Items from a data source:
::::::::::

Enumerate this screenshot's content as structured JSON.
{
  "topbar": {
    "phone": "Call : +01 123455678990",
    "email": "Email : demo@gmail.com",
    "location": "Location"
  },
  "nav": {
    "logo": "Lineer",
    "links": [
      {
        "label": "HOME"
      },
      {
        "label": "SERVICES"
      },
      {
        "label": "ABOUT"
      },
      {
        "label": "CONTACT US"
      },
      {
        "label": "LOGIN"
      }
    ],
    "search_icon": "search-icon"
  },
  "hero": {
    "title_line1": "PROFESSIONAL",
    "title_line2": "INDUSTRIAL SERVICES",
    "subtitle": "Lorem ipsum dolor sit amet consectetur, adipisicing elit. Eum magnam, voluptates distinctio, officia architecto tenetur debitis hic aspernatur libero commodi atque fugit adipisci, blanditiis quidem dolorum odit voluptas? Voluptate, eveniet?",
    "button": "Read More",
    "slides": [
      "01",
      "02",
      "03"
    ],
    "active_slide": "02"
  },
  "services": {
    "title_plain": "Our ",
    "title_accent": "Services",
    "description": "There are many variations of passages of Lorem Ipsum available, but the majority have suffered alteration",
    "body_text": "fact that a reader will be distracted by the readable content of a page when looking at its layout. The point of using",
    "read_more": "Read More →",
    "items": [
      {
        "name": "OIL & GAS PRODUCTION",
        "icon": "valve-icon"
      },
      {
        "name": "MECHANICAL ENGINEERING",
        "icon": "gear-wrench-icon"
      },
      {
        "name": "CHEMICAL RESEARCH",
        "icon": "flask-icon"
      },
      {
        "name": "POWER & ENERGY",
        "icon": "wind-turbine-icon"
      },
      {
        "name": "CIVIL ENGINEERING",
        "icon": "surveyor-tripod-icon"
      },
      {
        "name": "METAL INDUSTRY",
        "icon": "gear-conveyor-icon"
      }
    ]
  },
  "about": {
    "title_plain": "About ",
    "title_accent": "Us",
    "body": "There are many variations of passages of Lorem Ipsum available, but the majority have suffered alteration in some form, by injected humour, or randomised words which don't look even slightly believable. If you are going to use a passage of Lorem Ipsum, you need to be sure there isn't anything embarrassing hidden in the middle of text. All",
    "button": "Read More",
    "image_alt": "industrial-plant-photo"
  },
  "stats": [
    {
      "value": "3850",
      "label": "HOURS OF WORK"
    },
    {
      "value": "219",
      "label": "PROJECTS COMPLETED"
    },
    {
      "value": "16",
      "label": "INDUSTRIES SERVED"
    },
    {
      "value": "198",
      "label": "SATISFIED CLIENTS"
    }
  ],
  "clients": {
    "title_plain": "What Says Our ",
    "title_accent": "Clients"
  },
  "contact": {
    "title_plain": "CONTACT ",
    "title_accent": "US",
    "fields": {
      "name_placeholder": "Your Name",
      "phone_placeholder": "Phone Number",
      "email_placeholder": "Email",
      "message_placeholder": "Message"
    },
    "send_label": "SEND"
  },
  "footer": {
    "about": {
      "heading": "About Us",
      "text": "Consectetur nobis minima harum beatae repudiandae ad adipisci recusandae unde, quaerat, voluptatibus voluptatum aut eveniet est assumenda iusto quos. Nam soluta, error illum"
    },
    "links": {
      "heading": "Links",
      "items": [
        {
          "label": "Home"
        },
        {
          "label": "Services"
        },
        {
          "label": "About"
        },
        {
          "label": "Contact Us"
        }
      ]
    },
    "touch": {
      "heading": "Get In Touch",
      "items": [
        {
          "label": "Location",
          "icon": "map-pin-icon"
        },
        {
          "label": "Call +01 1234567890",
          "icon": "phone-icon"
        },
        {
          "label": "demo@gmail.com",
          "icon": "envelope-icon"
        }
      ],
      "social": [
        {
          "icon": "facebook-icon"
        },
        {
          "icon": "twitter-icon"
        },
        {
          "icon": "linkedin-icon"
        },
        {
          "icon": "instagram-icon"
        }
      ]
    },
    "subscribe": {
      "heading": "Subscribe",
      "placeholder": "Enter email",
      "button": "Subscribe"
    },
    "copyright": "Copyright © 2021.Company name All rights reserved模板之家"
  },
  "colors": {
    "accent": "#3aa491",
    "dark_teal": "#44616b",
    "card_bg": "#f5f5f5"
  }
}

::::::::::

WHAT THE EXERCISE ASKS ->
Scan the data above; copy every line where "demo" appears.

EXERCISE RESULT ->
    "email": "Email : demo@gmail.com",
          "label": "demo@gmail.com",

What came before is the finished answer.